### GIVEN DATA
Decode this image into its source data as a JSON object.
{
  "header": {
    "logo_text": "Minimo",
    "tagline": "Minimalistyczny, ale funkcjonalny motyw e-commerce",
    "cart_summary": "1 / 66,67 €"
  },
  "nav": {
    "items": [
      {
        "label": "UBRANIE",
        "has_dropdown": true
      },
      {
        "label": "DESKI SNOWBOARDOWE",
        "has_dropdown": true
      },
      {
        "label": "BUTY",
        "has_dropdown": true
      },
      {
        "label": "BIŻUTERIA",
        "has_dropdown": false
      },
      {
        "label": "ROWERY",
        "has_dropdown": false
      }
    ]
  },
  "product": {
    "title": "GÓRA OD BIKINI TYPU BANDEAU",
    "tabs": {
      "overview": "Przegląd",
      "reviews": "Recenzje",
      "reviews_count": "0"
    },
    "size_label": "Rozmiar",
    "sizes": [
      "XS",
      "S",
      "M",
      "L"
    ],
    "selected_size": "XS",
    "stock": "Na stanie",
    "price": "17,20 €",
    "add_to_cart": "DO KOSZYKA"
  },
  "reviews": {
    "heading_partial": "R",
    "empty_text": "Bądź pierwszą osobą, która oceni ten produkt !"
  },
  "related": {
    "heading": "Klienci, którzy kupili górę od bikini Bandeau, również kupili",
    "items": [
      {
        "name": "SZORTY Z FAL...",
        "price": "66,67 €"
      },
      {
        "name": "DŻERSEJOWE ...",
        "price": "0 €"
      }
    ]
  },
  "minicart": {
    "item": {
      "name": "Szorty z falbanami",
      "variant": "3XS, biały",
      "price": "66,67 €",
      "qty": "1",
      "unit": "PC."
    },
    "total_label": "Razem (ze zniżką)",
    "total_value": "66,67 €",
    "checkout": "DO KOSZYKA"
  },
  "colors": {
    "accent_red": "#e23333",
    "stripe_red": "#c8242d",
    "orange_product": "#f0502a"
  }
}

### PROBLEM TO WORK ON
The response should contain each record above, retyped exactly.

### REPLY
Decode this image into its source data as a JSON object.
{
  "header": {
    "logo_text": "Minimo",
    "tagline": "Minimalistyczny, ale funkcjonalny motyw e-commerce",
    "cart_summary": "1 / 66,67 €"
  },
  "nav": {
    "items": [
      {
        "label": "UBRANIE",
        "has_dropdown": true
      },
      {
        "label": "DESKI SNOWBOARDOWE",
        "has_dropdown": true
      },
      {
        "label": "BUTY",
        "has_dropdown": true
      },
      {
        "label": "BIŻUTERIA",
        "has_dropdown": false
      },
      {
        "label": "ROWERY",
        "has_dropdown": false
      }
    ]
  },
  "product": {
    "title": "GÓRA OD BIKINI TYPU BANDEAU",
    "tabs": {
      "overview": "Przegląd",
      "reviews": "Recenzje",
      "reviews_count": "0"
    },
    "size_label": "Rozmiar",
    "sizes": [
      "XS",
      "S",
      "M",
      "L"
    ],
    "selected_size": "XS",
    "stock": "Na stanie",
    "price": "17,20 €",
    "add_to_cart": "DO KOSZYKA"
  },
  "reviews": {
    "heading_partial": "R",
    "empty_text": "Bądź pierwszą osobą, która oceni ten produkt !"
  },
  "related": {
    "heading": "Klienci, którzy kupili górę od bikini Bandeau, również kupili",
    "items": [
      {
        "name": "SZORTY Z FAL...",
        "price": "66,67 €"
      },
      {
        "name": "DŻERSEJOWE ...",
        "price": "0 €"
      }
    ]
  },
  "minicart": {
    "item": {
      "name": "Szorty z falbanami",
      "variant": "3XS, biały",
      "price": "66,67 €",
      "qty": "1",
      "unit": "PC."
    },
    "total_label": "Razem (ze zniżką)",
    "total_value": "66,67 €",
    "checkout": "DO KOSZYKA"
  },
  "colors": {
    "accent_red": "#e23333",
    "stripe_red": "#c8242d",
    "orange_product": "#f0502a"
  }
}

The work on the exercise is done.